To check in with the here and now. To ask yourself, “where is my ego running the show?” and “what benefit am I getting from letting my stories take over?” I justified my shaky self-image for a long time with, “well I’m a fitness instructor and I’m going to work harder than everyone to prove that I’m worthy.”

Getting Present

The first step to presence is knowing when you aren’t.

Any time you are dwelling on an experience that happened in the past, thinking about something coming up in the future, or lost in a daydream or an idea- you aren’t present. Surprise surprise- the first step is awareness.

The second step is grounding in to your body.

Place your feet on the ground. Sit or stand up straight. Breathe and feel your belly and lungs expand. Check in with your physical experience. Tension? Tightness? Constriction? Soften where you can. What do you feel? Name the physical sensations in your body.

The third step is to state what IS.

Keep breathing. Allow your mind to remain aware of your physical space, of your breath, of the rise and fall. When your thoughts start to come back and entice you away from the moment, ask yourself what IS right now:

What is your experience?
What is it you truly need?
Why do you keep returning to the past or fixating on the future?
Will that help you right now?
What WILL give you what you need right now?

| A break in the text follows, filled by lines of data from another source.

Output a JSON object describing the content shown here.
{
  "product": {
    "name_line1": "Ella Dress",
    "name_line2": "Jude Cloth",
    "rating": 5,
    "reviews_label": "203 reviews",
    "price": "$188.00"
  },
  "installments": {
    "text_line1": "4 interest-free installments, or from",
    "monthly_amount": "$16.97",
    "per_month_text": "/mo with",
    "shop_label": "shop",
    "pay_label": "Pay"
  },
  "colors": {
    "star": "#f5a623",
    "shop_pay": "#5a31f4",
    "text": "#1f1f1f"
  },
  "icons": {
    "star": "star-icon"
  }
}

Usually when we aren’t present, it’s because we don’t want to deal with how we feel, or we are avoiding something uncomfortable. It can feel much safer and more comfortable to remain in your head. Trust me, I know. I lived there most of my life. Even as a yoga instructor I had a hard time remaining in my body for very long. It felt scary to live there, because I couldn’t hide there. Being in my body means letting go of control. It means listening and allowing instead of holding on and projecting.

Breathing and listening for what IS lets whatever is stuck in there to move out. It’s telling your ego to politely STFU so you can discover what it is you need in the now.

The final step is to remember that presence is a continual practice.

As much as we’d like to, we can’t just ‘get present once and for all’. The stories and expectations and hopes and uncertainties are going to keep rising.

Being present isn’t about fixing anything. It’s allowing yourself to fully be in the experience you are having right now. Whether that is sitting at your computer reading this article, getting on a plane for your first solo adventure, or simply enjoying your morning coffee, having this practice really can lead to a richer experience of life.

It’s up to you to choose presence, and to put your practices in place. By practicing presence, you get to choose your experience- the way you want to feel, the person you want to be, how you move throughout the world.

Don’t worry about doing all of this right away. Simply start with awareness. Notice when your ego has a firm grip on your well-being. See where you can soften its hold, little by little. When you’re feeling constricted and tense, take a deep breath. This is YOUR experience of life. Don’t miss it.

And if you want a little extra support in working with this? Schedule a free, no strings attached Discover Session with me- we can jam on presence, body image, ego tricks, and more. Click here to schedule now.